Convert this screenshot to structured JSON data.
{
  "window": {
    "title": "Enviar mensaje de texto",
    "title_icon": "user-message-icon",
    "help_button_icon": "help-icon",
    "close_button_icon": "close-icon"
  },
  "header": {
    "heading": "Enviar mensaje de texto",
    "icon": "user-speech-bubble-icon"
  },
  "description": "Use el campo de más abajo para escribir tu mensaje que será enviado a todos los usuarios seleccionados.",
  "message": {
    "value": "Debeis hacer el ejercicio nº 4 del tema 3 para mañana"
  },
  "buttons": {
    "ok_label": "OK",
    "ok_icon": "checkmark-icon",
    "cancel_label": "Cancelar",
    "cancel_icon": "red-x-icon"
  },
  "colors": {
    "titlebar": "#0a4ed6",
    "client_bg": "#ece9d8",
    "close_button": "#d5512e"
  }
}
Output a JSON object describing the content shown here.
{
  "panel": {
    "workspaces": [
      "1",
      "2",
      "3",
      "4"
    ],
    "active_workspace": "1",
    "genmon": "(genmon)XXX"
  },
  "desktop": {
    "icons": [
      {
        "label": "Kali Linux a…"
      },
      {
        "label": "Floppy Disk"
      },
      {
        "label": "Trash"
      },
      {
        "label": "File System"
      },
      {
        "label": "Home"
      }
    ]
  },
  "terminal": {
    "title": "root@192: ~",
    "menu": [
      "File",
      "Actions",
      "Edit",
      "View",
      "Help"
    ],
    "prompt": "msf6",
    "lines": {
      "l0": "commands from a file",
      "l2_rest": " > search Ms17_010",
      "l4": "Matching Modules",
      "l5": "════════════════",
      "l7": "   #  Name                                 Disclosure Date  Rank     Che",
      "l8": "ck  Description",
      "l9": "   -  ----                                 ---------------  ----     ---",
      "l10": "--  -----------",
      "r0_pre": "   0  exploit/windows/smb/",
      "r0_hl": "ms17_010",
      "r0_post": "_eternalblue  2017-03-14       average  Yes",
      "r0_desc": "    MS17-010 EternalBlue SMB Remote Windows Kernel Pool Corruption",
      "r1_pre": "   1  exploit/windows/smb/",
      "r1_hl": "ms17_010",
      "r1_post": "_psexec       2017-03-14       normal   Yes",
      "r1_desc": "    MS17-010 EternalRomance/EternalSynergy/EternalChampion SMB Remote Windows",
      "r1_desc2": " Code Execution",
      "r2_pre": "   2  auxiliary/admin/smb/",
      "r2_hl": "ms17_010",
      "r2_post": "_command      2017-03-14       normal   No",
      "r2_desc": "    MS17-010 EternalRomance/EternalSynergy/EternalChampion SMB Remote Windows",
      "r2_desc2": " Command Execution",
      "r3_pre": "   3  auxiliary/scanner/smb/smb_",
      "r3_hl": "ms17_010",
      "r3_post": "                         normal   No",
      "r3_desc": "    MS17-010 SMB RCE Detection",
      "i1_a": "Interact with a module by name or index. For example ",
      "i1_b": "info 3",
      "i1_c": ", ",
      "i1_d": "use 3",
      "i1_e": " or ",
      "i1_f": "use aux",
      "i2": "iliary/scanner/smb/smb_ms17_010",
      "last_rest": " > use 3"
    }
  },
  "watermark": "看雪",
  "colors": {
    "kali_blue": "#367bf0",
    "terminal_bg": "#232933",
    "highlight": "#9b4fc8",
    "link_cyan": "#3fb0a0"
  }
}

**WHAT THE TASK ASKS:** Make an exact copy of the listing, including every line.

**COMPLETED EXERCISE:**
Convert this screenshot to structured JSON data.
{
  "window": {
    "title": "Enviar mensaje de texto",
    "title_icon": "user-message-icon",
    "help_button_icon": "help-icon",
    "close_button_icon": "close-icon"
  },
  "header": {
    "heading": "Enviar mensaje de texto",
    "icon": "user-speech-bubble-icon"
  },
  "description": "Use el campo de más abajo para escribir tu mensaje que será enviado a todos los usuarios seleccionados.",
  "message": {
    "value": "Debeis hacer el ejercicio nº 4 del tema 3 para mañana"
  },
  "buttons": {
    "ok_label": "OK",
    "ok_icon": "checkmark-icon",
    "cancel_label": "Cancelar",
    "cancel_icon": "red-x-icon"
  },
  "colors": {
    "titlebar": "#0a4ed6",
    "client_bg": "#ece9d8",
    "close_button": "#d5512e"
  }
}
Output a JSON object describing the content shown here.
{
  "panel": {
    "workspaces": [
      "1",
      "2",
      "3",
      "4"
    ],
    "active_workspace": "1",
    "genmon": "(genmon)XXX"
  },
  "desktop": {
    "icons": [
      {
        "label": "Kali Linux a…"
      },
      {
        "label": "Floppy Disk"
      },
      {
        "label": "Trash"
      },
      {
        "label": "File System"
      },
      {
        "label": "Home"
      }
    ]
  },
  "terminal": {
    "title": "root@192: ~",
    "menu": [
      "File",
      "Actions",
      "Edit",
      "View",
      "Help"
    ],
    "prompt": "msf6",
    "lines": {
      "l0": "commands from a file",
      "l2_rest": " > search Ms17_010",
      "l4": "Matching Modules",
      "l5": "════════════════",
      "l7": "   #  Name                                 Disclosure Date  Rank     Che",
      "l8": "ck  Description",
      "l9": "   -  ----                                 ---------------  ----     ---",
      "l10": "--  -----------",
      "r0_pre": "   0  exploit/windows/smb/",
      "r0_hl": "ms17_010",
      "r0_post": "_eternalblue  2017-03-14       average  Yes",
      "r0_desc": "    MS17-010 EternalBlue SMB Remote Windows Kernel Pool Corruption",
      "r1_pre": "   1  exploit/windows/smb/",
      "r1_hl": "ms17_010",
      "r1_post": "_psexec       2017-03-14       normal   Yes",
      "r1_desc": "    MS17-010 EternalRomance/EternalSynergy/EternalChampion SMB Remote Windows",
      "r1_desc2": " Code Execution",
      "r2_pre": "   2  auxiliary/admin/smb/",
      "r2_hl": "ms17_010",
      "r2_post": "_command      2017-03-14       normal   No",
      "r2_desc": "    MS17-010 EternalRomance/EternalSynergy/EternalChampion SMB Remote Windows",
      "r2_desc2": " Command Execution",
      "r3_pre": "   3  auxiliary/scanner/smb/smb_",
      "r3_hl": "ms17_010",
      "r3_post": "                         normal   No",
      "r3_desc": "    MS17-010 SMB RCE Detection",
      "i1_a": "Interact with a module by name or index. For example ",
      "i1_b": "info 3",
      "i1_c": ", ",
      "i1_d": "use 3",
      "i1_e": " or ",
      "i1_f": "use aux",
      "i2": "iliary/scanner/smb/smb_ms17_010",
      "last_rest": " > use 3"
    }
  },
  "watermark": "看雪",
  "colors": {
    "kali_blue": "#367bf0",
    "terminal_bg": "#232933",
    "highlight": "#9b4fc8",
    "link_cyan": "#3fb0a0"
  }
}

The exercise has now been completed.